Tower of Power leader-founding member Emilio Castillo has a ready-made answer for anyone who asks him, “What do you think about this new ’70s trend?”

“I tell them, ‘If you hadn’t told me, I wouldn’t have noticed it was here,’ because it never left,” the saxophone player said recently, laughing during a stop on the venerable Oakland, Calif., band’s U.S. tour. “I make this kind of music because this is the kind I know how to make. And I know there’s a lot of people like myself who love this kind of music.”

Castillo has such an affinity for soul that, on the eve of entering the studio to record a new album for Epic, he abruptly pulled back and retooled the whole project.

He wanted to make “a great soul music record,” like the ones from Tower of Power’s glory days in the ’70s, and that meant going with a more true-blue soul singer. The result is Tower of Power’s third Epic album, “Souled Out” (released Aug. 15), which features new lead singer Brent Carter, plus new drummer Herman Matthews and three newcomers in the horn section – Barry Danielian, Bill Churchville and David Mann.

The hard part was asking vocalist Tom Bowes to step aside after six years.

“I just told him, ‘We’re looking to do something different this time, and I don’t want to sneak around behind your back and try to find the ultimate singer,’ ” Castillo said. “I said, ‘I’m gonna tell you right up front, I’m looking for somebody and I need your help until I find him.’ He was gracious enough to stick around until we found Brent Carter.”

Carter’s resume includes backup work with Regina Belle and BeBe & CeCe Winans.
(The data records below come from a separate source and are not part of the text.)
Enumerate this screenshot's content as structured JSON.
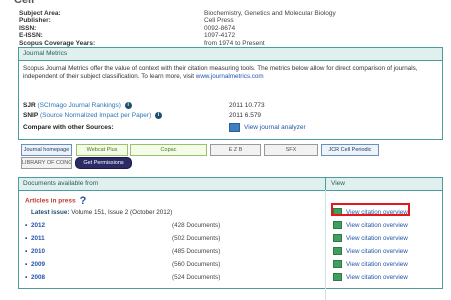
{
  "info": {
    "rows": [
      {
        "label": "Subject Area:",
        "value": "Biochemistry, Genetics and Molecular Biology"
      },
      {
        "label": "Publisher:",
        "value": "Cell Press"
      },
      {
        "label": "ISSN:",
        "value": "0092-8674"
      },
      {
        "label": "E-ISSN:",
        "value": "1097-4172"
      },
      {
        "label": "Scopus Coverage Years:",
        "value": "from 1974 to Present"
      }
    ]
  },
  "journal_metrics": {
    "title": "Journal Metrics",
    "description": "Scopus Journal Metrics offer the value of context with their citation measuring tools. The metrics below allow for direct comparison of journals, independent of their subject classification. To learn more, visit",
    "description_link": "www.journalmetrics.com",
    "sjr_label": "SJR",
    "sjr_sub": "(SCImago Journal Rankings)",
    "sjr_value": "2011  10.773",
    "snip_label": "SNIP",
    "snip_sub": "(Source Normalized Impact per Paper)",
    "snip_value": "2011  6.579",
    "compare_label": "Compare with other Sources:",
    "analyzer_label": "View journal analyzer"
  },
  "buttons": {
    "journal_homepage": "Journal homepage",
    "webcat": "Webcat Plus",
    "copac": "Copac",
    "ezb": "E Z B",
    "sfx": "SFX",
    "jcr": "JCR Cell Periodic",
    "library": "LIBRARY OF CONGRESS",
    "permissions": "Get Permissions"
  },
  "docs": {
    "header_docs": "Documents available from",
    "header_view": "View",
    "articles_in_press": "Articles in press",
    "latest_label": "Latest issue:",
    "latest_value": "Volume 151, Issue 2 (October 2012)",
    "highlighted_view": "View citation overview",
    "rows": [
      {
        "year": "2012",
        "count": "(428 Documents)",
        "view": "View citation overview"
      },
      {
        "year": "2011",
        "count": "(502 Documents)",
        "view": "View citation overview"
      },
      {
        "year": "2010",
        "count": "(485 Documents)",
        "view": "View citation overview"
      },
      {
        "year": "2009",
        "count": "(560 Documents)",
        "view": "View citation overview"
      },
      {
        "year": "2008",
        "count": "(524 Documents)",
        "view": "View citation overview"
      }
    ]
  }
}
He’s no Lenny Williams, who was there during Tower of Power’s greatest chart success (“You’re Still a Young Man,” “So Very Hard to Go,” and “Don’t Change Horses (In the Middle of the Stream)”), but Carter does help them get back on the soul track.

It couldn’t come at a better time. Tower of Power’s back catalog has been revived on CD by Warner Bros. in the past three years and has been selling well, Castillo said. “My royalties are definitely higher than they have been in many, many years,” he said.

Columbia also is getting in on the act. They’re compiling cuts off the group’s three late-’70s albums and have dug up unreleased material for a future collection.

What keeps Tower of Power going after more than 25 years?

“I think it’s the music,” Castillo said. “There’s not a lot of Tower of Powers out there. We’re not the average five-piece rock band. Fortunately for us, the kind of music that we make, there’s an audience for it. It’s not a huge audience, but it’s ours and they’re loyal as hell.”

BWF (before we forget): The Tower of Power album discography – “East Bay Grease” (1971, San Francisco/Atlantic); “Bump City” (1972, Warner); “Tower of Power” (1973); “Back to Oakland” (1974); “Urban Renewal” (1975); “In the Slot” (1975); “Live & In Living Color” (1976); “Ain’t Nothin’ Stoppin’ Us Now” (1976, Columbia); “We Came to Play!” (1978); “Back On the Streets” (1979); “Direct” (1981, Sheffield Labs); “Power” (1987, Cypress/PolyGram); “Monster On a Leash” (1991, Epic); “T.O.P.” (1993); “Souled Out” (1995); “Rhythm & Business” (1997).